Data records for software interfaces
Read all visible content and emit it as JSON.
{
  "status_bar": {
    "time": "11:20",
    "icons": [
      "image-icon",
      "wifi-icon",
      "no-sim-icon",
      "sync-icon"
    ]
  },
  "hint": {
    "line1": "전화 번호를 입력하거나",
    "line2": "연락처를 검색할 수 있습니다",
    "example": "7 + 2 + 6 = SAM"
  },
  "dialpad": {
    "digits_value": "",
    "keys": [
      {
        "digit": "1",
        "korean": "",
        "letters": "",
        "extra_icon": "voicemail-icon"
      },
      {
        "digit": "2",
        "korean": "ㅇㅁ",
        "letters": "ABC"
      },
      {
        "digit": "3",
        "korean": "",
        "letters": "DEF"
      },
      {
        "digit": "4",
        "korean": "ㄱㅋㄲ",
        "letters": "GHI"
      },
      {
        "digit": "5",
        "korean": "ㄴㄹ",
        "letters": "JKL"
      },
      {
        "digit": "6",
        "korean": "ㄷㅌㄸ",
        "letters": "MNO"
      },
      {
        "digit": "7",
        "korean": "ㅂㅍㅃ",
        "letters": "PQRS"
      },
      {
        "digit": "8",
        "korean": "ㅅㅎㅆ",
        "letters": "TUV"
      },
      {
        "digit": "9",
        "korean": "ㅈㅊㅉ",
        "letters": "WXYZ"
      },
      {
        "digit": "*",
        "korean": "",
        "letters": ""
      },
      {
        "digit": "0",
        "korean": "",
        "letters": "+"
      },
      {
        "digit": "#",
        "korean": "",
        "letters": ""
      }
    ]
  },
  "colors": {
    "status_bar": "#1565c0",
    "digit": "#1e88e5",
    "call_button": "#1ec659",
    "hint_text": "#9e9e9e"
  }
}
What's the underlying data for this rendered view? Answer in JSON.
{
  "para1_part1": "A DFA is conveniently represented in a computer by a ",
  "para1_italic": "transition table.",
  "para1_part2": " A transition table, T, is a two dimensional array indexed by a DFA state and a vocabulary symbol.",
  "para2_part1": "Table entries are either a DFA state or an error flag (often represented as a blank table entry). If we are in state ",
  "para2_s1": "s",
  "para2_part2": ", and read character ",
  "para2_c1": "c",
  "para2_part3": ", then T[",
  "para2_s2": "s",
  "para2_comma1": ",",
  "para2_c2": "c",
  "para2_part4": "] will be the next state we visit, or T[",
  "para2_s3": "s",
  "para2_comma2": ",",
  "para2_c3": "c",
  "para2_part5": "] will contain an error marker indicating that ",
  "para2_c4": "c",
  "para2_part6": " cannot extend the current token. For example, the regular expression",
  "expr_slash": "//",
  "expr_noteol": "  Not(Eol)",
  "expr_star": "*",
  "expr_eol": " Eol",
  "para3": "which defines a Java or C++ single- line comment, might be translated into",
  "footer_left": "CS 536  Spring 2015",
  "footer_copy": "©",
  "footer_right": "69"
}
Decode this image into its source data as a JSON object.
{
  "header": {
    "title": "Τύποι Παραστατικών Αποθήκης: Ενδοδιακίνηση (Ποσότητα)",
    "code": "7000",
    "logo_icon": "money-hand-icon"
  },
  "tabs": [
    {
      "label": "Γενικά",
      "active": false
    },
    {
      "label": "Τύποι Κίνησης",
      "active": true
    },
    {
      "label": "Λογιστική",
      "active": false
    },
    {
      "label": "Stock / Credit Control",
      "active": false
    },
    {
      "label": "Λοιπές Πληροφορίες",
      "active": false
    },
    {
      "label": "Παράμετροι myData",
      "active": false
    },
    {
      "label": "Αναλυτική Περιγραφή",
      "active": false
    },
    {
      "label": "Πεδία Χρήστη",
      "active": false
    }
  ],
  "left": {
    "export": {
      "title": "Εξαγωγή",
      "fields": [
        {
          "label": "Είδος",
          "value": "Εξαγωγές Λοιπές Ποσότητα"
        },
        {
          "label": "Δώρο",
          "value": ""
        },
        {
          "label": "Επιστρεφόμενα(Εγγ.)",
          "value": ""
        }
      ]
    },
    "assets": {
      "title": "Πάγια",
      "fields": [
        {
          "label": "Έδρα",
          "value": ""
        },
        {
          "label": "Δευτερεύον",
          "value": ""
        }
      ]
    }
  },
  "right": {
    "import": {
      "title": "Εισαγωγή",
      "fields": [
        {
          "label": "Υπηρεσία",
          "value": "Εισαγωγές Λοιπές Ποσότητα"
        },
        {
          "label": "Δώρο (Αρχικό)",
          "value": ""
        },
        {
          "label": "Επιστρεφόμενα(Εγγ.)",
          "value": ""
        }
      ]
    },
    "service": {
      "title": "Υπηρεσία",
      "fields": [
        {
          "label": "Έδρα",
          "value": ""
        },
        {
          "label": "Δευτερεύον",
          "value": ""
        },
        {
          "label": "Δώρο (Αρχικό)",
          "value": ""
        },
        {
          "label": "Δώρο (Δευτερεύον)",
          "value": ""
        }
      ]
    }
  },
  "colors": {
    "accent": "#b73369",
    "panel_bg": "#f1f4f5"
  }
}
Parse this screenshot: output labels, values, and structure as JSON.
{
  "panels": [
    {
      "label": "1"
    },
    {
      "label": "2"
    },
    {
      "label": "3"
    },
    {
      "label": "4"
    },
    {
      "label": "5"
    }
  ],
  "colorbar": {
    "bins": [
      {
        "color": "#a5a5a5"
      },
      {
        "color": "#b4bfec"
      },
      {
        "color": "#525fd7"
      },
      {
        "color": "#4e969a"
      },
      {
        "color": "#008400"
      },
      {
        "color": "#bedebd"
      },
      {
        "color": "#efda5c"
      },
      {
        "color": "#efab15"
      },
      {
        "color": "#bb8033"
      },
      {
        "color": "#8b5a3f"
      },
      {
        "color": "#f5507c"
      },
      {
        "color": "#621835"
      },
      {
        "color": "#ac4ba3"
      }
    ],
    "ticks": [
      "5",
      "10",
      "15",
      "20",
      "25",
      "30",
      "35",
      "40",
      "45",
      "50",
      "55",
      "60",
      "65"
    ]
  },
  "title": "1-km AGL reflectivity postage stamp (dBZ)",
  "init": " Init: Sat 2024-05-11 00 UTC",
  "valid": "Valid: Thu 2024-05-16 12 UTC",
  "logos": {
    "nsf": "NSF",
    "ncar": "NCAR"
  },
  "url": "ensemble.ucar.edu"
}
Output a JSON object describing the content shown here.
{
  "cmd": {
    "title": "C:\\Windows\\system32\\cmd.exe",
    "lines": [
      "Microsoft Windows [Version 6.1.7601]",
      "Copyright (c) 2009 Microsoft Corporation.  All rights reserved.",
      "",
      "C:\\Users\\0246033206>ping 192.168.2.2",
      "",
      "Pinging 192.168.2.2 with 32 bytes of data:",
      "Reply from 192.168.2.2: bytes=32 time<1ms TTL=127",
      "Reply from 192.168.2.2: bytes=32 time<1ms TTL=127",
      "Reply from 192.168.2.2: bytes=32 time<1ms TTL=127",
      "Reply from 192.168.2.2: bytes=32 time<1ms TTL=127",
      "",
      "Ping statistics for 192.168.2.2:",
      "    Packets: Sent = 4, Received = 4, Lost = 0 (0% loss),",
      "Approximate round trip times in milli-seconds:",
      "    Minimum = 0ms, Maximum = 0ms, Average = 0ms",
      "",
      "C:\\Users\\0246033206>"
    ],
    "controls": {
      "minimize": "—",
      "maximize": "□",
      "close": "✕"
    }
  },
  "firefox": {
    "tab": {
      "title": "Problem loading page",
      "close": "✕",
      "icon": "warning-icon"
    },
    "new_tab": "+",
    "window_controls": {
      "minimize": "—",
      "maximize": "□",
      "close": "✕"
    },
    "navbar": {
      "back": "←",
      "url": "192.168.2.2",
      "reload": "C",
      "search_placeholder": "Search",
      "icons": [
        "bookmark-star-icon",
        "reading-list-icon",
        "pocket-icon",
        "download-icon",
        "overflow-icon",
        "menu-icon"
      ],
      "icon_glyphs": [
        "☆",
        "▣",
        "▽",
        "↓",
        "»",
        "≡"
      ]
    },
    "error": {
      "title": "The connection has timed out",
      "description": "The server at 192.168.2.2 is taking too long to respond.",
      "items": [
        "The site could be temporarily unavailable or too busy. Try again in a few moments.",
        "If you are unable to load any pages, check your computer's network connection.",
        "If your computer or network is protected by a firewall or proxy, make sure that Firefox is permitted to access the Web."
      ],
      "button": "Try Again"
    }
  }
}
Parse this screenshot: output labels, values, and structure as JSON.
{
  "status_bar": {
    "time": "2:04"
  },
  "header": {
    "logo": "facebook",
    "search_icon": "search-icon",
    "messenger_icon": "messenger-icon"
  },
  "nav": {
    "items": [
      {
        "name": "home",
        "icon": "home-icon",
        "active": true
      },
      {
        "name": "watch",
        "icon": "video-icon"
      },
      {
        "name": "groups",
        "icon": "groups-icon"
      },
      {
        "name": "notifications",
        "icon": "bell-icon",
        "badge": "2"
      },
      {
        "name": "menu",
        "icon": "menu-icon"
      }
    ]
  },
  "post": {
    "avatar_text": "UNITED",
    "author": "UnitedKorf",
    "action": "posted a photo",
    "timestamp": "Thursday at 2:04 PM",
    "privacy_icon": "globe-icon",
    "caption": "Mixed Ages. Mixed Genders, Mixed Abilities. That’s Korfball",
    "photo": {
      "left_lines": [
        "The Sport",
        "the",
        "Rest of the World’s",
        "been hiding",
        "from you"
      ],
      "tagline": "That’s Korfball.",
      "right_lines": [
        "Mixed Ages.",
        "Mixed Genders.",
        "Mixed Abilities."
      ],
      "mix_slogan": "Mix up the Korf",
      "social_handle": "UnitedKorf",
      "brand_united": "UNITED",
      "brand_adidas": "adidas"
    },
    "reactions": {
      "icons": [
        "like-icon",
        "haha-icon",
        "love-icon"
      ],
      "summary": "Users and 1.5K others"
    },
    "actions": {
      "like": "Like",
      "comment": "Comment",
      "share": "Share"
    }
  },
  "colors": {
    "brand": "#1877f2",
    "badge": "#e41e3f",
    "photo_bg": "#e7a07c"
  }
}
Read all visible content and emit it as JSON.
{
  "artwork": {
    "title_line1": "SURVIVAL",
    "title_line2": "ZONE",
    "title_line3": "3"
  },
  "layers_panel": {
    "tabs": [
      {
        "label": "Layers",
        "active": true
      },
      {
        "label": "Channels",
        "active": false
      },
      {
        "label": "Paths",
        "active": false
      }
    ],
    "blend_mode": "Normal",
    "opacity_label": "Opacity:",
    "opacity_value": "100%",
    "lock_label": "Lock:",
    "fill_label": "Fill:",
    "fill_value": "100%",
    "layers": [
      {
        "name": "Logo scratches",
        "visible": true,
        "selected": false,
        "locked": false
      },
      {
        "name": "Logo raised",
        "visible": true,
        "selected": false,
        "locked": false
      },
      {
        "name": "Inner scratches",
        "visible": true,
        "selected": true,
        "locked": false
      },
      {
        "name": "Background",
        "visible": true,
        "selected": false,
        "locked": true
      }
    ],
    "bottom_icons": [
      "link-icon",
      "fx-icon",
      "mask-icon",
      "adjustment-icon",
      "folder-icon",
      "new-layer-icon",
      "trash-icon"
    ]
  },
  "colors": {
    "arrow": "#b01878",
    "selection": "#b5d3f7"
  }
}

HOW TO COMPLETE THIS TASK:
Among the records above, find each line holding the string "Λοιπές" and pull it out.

ANSWER:
      "label": "Λοιπές Πληροφορίες",
          "value": "Εξαγωγές Λοιπές Ποσότητα"
          "value": "Εισαγωγές Λοιπές Ποσότητα"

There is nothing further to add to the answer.